[Component data from apps and pages]
* * * * *

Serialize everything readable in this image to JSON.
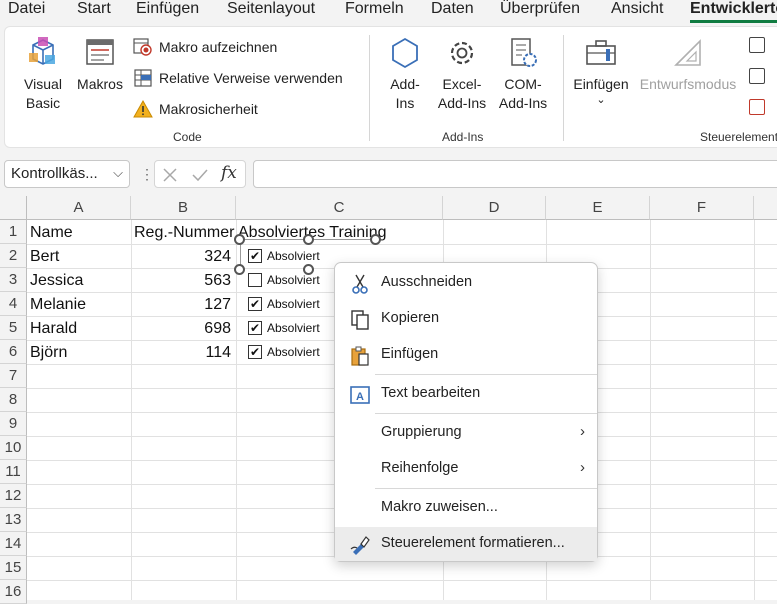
{
  "tabs": [
    "Datei",
    "Start",
    "Einfügen",
    "Seitenlayout",
    "Formeln",
    "Daten",
    "Überprüfen",
    "Ansicht",
    "Entwicklertools"
  ],
  "ribbon": {
    "code": {
      "visual_basic": "Visual\nBasic",
      "makros": "Makros",
      "record_macro": "Makro aufzeichnen",
      "relative_refs": "Relative Verweise verwenden",
      "macro_security": "Makrosicherheit",
      "label": "Code"
    },
    "addins": {
      "addins": "Add-\nIns",
      "excel_addins": "Excel-\nAdd-Ins",
      "com_addins": "COM-\nAdd-Ins",
      "label": "Add-Ins"
    },
    "controls": {
      "insert": "Einfügen",
      "design_mode": "Entwurfsmodus",
      "label": "Steuerelemente"
    }
  },
  "formula_bar": {
    "name_box": "Kontrollkäs...",
    "fx": "fx",
    "value": ""
  },
  "columns": [
    "A",
    "B",
    "C",
    "D",
    "E",
    "F"
  ],
  "rows": [
    "1",
    "2",
    "3",
    "4",
    "5",
    "6",
    "7",
    "8",
    "9",
    "10",
    "11",
    "12",
    "13",
    "14",
    "15",
    "16"
  ],
  "table": {
    "headers": [
      "Name",
      "Reg.-Nummer",
      "Absolviertes Training"
    ],
    "data": [
      {
        "name": "Bert",
        "reg": "324",
        "checked": true,
        "label": "Absolviert"
      },
      {
        "name": "Jessica",
        "reg": "563",
        "checked": false,
        "label": "Absolviert"
      },
      {
        "name": "Melanie",
        "reg": "127",
        "checked": true,
        "label": "Absolviert"
      },
      {
        "name": "Harald",
        "reg": "698",
        "checked": true,
        "label": "Absolviert"
      },
      {
        "name": "Björn",
        "reg": "114",
        "checked": true,
        "label": "Absolviert"
      }
    ]
  },
  "context_menu": {
    "cut": "Ausschneiden",
    "copy": "Kopieren",
    "paste": "Einfügen",
    "edit_text": "Text bearbeiten",
    "grouping": "Gruppierung",
    "order": "Reihenfolge",
    "assign_macro": "Makro zuweisen...",
    "format_control": "Steuerelement formatieren..."
  },
  "colors": {
    "accent": "#107c41",
    "window_bg": "#f3f3f3"
  }
}
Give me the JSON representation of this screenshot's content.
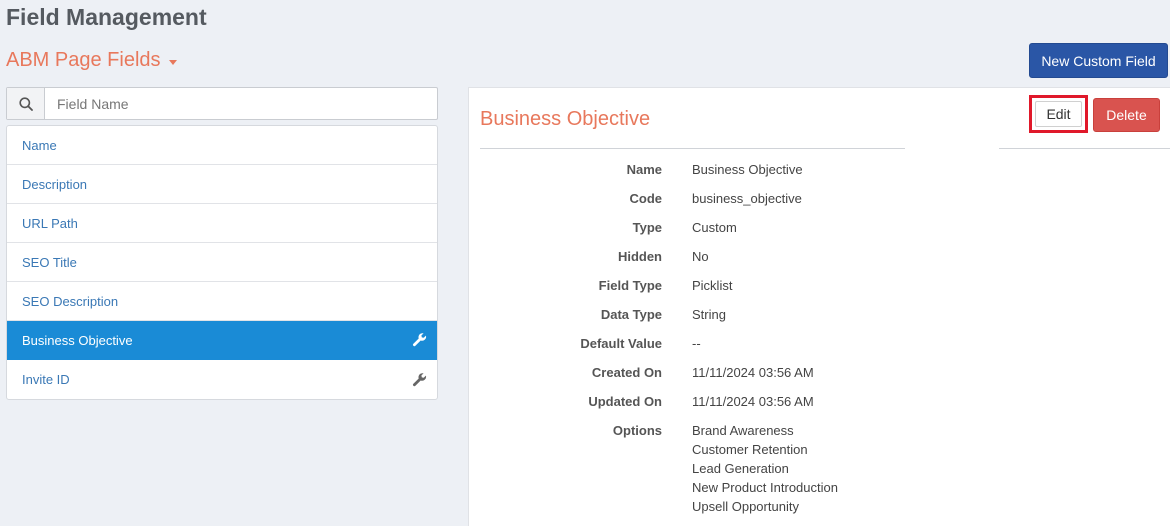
{
  "page": {
    "title": "Field Management"
  },
  "section": {
    "dropdown_label": "ABM Page Fields"
  },
  "toolbar": {
    "new_custom_field": "New Custom Field"
  },
  "search": {
    "placeholder": "Field Name",
    "icon": "search-icon"
  },
  "field_list": {
    "items": [
      {
        "label": "Name",
        "active": false,
        "has_wrench": false
      },
      {
        "label": "Description",
        "active": false,
        "has_wrench": false
      },
      {
        "label": "URL Path",
        "active": false,
        "has_wrench": false
      },
      {
        "label": "SEO Title",
        "active": false,
        "has_wrench": false
      },
      {
        "label": "SEO Description",
        "active": false,
        "has_wrench": false
      },
      {
        "label": "Business Objective",
        "active": true,
        "has_wrench": true
      },
      {
        "label": "Invite ID",
        "active": false,
        "has_wrench": true
      }
    ]
  },
  "detail": {
    "title": "Business Objective",
    "edit_label": "Edit",
    "delete_label": "Delete",
    "properties": [
      {
        "label": "Name",
        "value": "Business Objective"
      },
      {
        "label": "Code",
        "value": "business_objective"
      },
      {
        "label": "Type",
        "value": "Custom"
      },
      {
        "label": "Hidden",
        "value": "No"
      },
      {
        "label": "Field Type",
        "value": "Picklist"
      },
      {
        "label": "Data Type",
        "value": "String"
      },
      {
        "label": "Default Value",
        "value": "--"
      },
      {
        "label": "Created On",
        "value": "11/11/2024 03:56 AM"
      },
      {
        "label": "Updated On",
        "value": "11/11/2024 03:56 AM"
      }
    ],
    "options_label": "Options",
    "options": [
      "Brand Awareness",
      "Customer Retention",
      "Lead Generation",
      "New Product Introduction",
      "Upsell Opportunity"
    ]
  },
  "colors": {
    "accent_orange": "#e8785c",
    "primary_blue": "#2a56a6",
    "active_item": "#1a8bd6",
    "delete_red": "#d9534f",
    "highlight_box": "#e0182a"
  }
}
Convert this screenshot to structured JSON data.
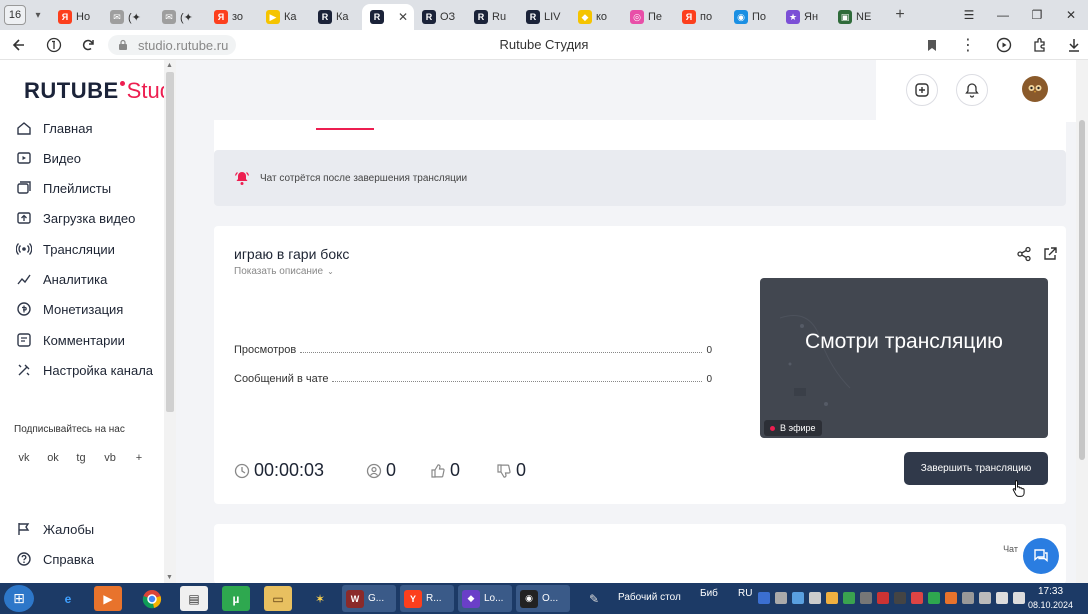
{
  "browser": {
    "tab_count": "16",
    "tabs": [
      {
        "label": "Но",
        "fav_color": "#fc3f1d",
        "fav_glyph": "Я"
      },
      {
        "label": "(✦",
        "fav_color": "#9e9e9e",
        "fav_glyph": "✉"
      },
      {
        "label": "(✦",
        "fav_color": "#9e9e9e",
        "fav_glyph": "✉"
      },
      {
        "label": "зо",
        "fav_color": "#fc3f1d",
        "fav_glyph": "Я"
      },
      {
        "label": "Ка",
        "fav_color": "#f5c400",
        "fav_glyph": "▶"
      },
      {
        "label": "Ка",
        "fav_color": "#1b2339",
        "fav_glyph": "R"
      },
      {
        "label": "",
        "fav_color": "#1b2339",
        "fav_glyph": "R",
        "active": true
      },
      {
        "label": "ОЗ",
        "fav_color": "#1b2339",
        "fav_glyph": "R"
      },
      {
        "label": "Ru",
        "fav_color": "#1b2339",
        "fav_glyph": "R"
      },
      {
        "label": "LIV",
        "fav_color": "#1b2339",
        "fav_glyph": "R"
      },
      {
        "label": "ко",
        "fav_color": "#f5c400",
        "fav_glyph": "◆"
      },
      {
        "label": "Пе",
        "fav_color": "#e84fa8",
        "fav_glyph": "◎"
      },
      {
        "label": "по",
        "fav_color": "#fc3f1d",
        "fav_glyph": "Я"
      },
      {
        "label": "По",
        "fav_color": "#1a8fe3",
        "fav_glyph": "◉"
      },
      {
        "label": "Ян",
        "fav_color": "#7b4fd6",
        "fav_glyph": "★"
      },
      {
        "label": "NE",
        "fav_color": "#2f6b3a",
        "fav_glyph": "▣"
      }
    ],
    "url": "studio.rutube.ru",
    "page_title": "Rutube Студия"
  },
  "logo": {
    "brand": "RUTUBE",
    "product": "Studio"
  },
  "nav": [
    {
      "label": "Главная",
      "icon": "home-icon"
    },
    {
      "label": "Видео",
      "icon": "video-icon"
    },
    {
      "label": "Плейлисты",
      "icon": "playlist-icon"
    },
    {
      "label": "Загрузка видео",
      "icon": "upload-icon"
    },
    {
      "label": "Трансляции",
      "icon": "broadcast-icon"
    },
    {
      "label": "Аналитика",
      "icon": "analytics-icon"
    },
    {
      "label": "Монетизация",
      "icon": "monetization-icon"
    },
    {
      "label": "Комментарии",
      "icon": "comments-icon"
    },
    {
      "label": "Настройка канала",
      "icon": "channel-settings-icon"
    }
  ],
  "follow_label": "Подписывайтесь на нас",
  "socials": [
    {
      "name": "vk-icon",
      "glyph": "vk"
    },
    {
      "name": "odnoklassniki-icon",
      "glyph": "ok"
    },
    {
      "name": "telegram-icon",
      "glyph": "tg"
    },
    {
      "name": "viber-icon",
      "glyph": "vb"
    },
    {
      "name": "more-icon",
      "glyph": "+"
    }
  ],
  "nav_bottom": [
    {
      "label": "Жалобы",
      "icon": "complaints-icon"
    },
    {
      "label": "Справка",
      "icon": "help-icon"
    }
  ],
  "notice": "Чат сотрётся после завершения трансляции",
  "stream": {
    "title": "играю в гари бокс",
    "desc_toggle": "Показать описание",
    "stats": [
      {
        "label": "Просмотров",
        "value": "0"
      },
      {
        "label": "Сообщений в чате",
        "value": "0"
      }
    ],
    "preview_text": "Смотри трансляцию",
    "live_badge": "В эфире",
    "duration": "00:00:03",
    "viewers": "0",
    "likes": "0",
    "dislikes": "0",
    "end_button": "Завершить трансляцию"
  },
  "chat_label": "Чат",
  "taskbar": {
    "apps": [
      {
        "label": "G...",
        "color": "#8b2a2a",
        "glyph": "W"
      },
      {
        "label": "R...",
        "color": "#fc3f1d",
        "glyph": "Y"
      },
      {
        "label": "Lo...",
        "color": "#6a3fc8",
        "glyph": "◆"
      },
      {
        "label": "O...",
        "color": "#222222",
        "glyph": "◉"
      }
    ],
    "desktop": "Рабочий стол",
    "library": "Биб",
    "lang": "RU",
    "time": "17:33",
    "date": "08.10.2024"
  },
  "colors": {
    "accent": "#ed1e50",
    "brand_dark": "#1b2339",
    "button_dark": "#30394a",
    "chat_fab": "#2a7de1"
  }
}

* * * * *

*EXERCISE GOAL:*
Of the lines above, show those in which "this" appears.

*EXERCISE ANSWER:*
Serialize everything readable in this image to JSON.
Give me the JSON representation of this screenshot's content.
Convert this screenshot to structured JSON data.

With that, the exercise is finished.